# A5 is the unique simple non-abelian group of smallest order

## Contents

## Statement

The following are true:

- The alternating group of degree five, denoted , is a simple non-Abelian group of order .
- It is, up to isomorphism, the only simple non-Abelian group of order .
- There is no simple non-Abelian group of smaller order.

## Facts used

- Prime power order implies not centerless
- The basic condition on Sylow numbers:
- Prime divisor greater than Sylow index is Sylow-unique
- Order is product of Mersenne prime and one more implies normal Sylow subgroup
- Facts specific to simple non-Abelian groups (they're all closely related):
- simple non-Abelian group is isomorphic to subgroup of alternating group on left coset space of proper subgroup of finite index
- Sylow number equals index of Sylow normalizer
- Order of simple non-Abelian group divides half the factorial of index of proper subgroup
- Order of simple non-Abelian group divides half the factorial of every Sylow number

- Order is product of three distinct primes implies normal Sylow subgroup
- A5 is simple

## Proof that there is no simple non-Abelian group of smaller order

### Proof using Sylow's theorem

We eliminate all possible orders less than using the information from Sylow's theorems. First, some preliminary observations.

- If the order is a prime power, then fact (1) tells us that the group has a nontrivial center. Hence, it cannot be a simple non-Abelian group. This eliminates the orders .
- If the order is of the form where is a prime and , then fact (3) tells us that the group is not simple, since it has a nontrivial normal Sylow subgroup. This eliminates the orders . In toto, we have eliminated: .
- If the order is or , then fact (4) tells us that the group has a nontrivial normal subgroup. The total list of eliminated numbers is now:

. The list of numbers not eliminated is: .

- Of these remaining numbers, the following can be eliminated because a direct application of the congruence and divisibility conditions (fact (2)) yields a Sylow-unique prime divisor:
- : Here, .
- : Here again, .

Thus, the list is shortened to .

- We use fact (5.4) to eliminate the numbers and a slight modification of it is :
- : Here, we have or . Fact (5.4) shows that since does not divide in either case, a group of order is not simple.
- : Here, we have or . Fact (5.4) shows that since does not divide in either case, a group of order is not simple.
- : Here, we have or . Fact (5.4) shows that sinc e does not divide in either case, a group of order is not simple.

This leaves only one number: .

- : For this, we use fact (6).

### Proof using Burnside's theorem

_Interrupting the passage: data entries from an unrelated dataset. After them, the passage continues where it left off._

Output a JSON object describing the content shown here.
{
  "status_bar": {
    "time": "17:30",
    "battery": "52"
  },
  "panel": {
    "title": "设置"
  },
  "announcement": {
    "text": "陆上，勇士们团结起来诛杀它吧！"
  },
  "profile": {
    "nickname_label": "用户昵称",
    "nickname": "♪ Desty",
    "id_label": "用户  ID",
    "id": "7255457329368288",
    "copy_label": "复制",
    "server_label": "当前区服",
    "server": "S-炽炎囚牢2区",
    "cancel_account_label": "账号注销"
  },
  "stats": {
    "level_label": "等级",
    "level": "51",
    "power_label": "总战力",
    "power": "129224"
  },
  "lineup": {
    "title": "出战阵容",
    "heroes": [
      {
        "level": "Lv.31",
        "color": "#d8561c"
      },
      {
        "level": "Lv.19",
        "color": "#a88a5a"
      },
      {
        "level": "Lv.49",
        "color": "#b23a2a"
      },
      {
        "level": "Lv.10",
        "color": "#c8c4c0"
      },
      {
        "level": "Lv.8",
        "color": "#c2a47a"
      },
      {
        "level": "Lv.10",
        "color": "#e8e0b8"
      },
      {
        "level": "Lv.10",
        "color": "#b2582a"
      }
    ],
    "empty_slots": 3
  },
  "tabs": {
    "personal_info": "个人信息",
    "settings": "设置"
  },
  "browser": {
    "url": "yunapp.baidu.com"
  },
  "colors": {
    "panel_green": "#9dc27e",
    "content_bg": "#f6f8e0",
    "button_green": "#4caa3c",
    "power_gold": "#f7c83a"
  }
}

Using Burnside's theorem, the order of a simple non-Abelian group must have at least three distinct prime factors. The only numbers less than satisfying this are and . Both of them can be eliminated using the methods discussed above.

## Proof that the alternating group of degree five is simple

Refer fact (7).

## Proof that there is only one simple group of order sixty, isomorphic to the alternating group of degree five

**Given**: A simple group of order sixty.

**To prove**: is isomorphic to the alternating group of degree five.

**Proof**: The key idea is to prove that has a subgroup of index five. After that, we use the fact that is simple to complete the proof.

- The number of -Sylow subgroups is either or : By fact (2) (the congruence and divisibility conditions on Sylow numbers), we have . By fact (4), cannot be or . Thus, or .
- If , there is a subgroup of index five: The number of -Sylow subgroups equals the index of the normalizer of any -Sylow subgroup (fact (5.2)). Thus, there is a subgroup of index five.
- If , there is a subgroup of index five:
- We first consider the case that any two -Sylow subgroups intersect trivially: In this case, there are non-identity elements in -Sylow subgroups. This leaves other non-identity elements. We also know that by the congruence and divisibility conditions, and fact (4) again forces . Thus, there are non-identity elements in -Sylow subgroups. But , a contradiction.
- Thus, there exist at least two -Sylow subgroups that intersect nontrivially. Suppose and are two -Sylow subgroups whose intersection, is nontrivial. The -Sylow subgroups are of order , hence Abelian, so are Abelian. Thus, and . This yields that . If , then , so the center is nontrivial. We thus get a proper nontrivial normal subgroup, a contradiction. Thus, is a proper subgroup of . Lagrange's theorem forces that has index either three or five in . cannot have index three, by fact (5.3). Thus, must have index five.

- has a subgroup of index five: Note that steps (2) and (3) show that for both possible values of , has a subgroup of index five.
- is isomorphic to a subgroup of : This follows fron fact (5.1).
- is isomorphic to : By order considerations, the order of equals that of , so . Thus, is isomorphic to .